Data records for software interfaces
○ ○ ○ ○ ○ ○ ○

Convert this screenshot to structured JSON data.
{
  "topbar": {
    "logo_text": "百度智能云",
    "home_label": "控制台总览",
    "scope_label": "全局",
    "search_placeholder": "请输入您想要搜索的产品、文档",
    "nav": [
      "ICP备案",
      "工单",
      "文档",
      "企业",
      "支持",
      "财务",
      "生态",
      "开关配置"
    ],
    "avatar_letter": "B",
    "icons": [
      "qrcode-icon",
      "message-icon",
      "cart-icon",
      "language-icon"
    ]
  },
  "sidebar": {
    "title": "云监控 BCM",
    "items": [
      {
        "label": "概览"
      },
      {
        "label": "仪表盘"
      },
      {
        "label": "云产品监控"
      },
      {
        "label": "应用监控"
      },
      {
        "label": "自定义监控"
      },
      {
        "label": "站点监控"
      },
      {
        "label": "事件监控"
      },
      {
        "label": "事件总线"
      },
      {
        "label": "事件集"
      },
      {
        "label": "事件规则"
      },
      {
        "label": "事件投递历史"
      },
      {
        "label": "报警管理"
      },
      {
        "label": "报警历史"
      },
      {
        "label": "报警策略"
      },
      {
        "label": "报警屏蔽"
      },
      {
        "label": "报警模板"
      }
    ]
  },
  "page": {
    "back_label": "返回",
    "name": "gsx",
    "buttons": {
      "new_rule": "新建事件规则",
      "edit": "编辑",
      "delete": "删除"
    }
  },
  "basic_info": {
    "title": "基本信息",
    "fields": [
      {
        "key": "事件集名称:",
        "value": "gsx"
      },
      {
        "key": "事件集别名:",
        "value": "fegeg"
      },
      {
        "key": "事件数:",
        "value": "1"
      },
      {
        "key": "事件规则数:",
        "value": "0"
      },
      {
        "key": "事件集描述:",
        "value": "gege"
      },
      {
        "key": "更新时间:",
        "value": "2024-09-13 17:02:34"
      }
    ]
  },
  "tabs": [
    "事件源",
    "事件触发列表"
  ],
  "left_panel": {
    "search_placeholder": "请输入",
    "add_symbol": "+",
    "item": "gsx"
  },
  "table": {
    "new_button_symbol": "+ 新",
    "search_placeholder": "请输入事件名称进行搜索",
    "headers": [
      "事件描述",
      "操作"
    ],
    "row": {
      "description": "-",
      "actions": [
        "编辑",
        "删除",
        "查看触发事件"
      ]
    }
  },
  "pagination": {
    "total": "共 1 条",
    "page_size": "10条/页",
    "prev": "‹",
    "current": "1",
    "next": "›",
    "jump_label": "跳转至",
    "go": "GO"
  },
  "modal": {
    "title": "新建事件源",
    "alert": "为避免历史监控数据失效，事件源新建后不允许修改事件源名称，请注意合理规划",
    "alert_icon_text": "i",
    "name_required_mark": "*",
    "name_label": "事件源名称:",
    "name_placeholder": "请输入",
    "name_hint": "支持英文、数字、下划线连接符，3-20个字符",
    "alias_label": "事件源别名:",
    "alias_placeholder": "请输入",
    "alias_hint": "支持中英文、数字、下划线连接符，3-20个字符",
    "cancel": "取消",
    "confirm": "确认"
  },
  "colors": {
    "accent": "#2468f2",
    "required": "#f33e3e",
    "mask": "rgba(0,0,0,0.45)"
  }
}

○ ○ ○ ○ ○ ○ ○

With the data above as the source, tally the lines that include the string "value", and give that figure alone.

RESULT FOR THIS EXERCISE - 6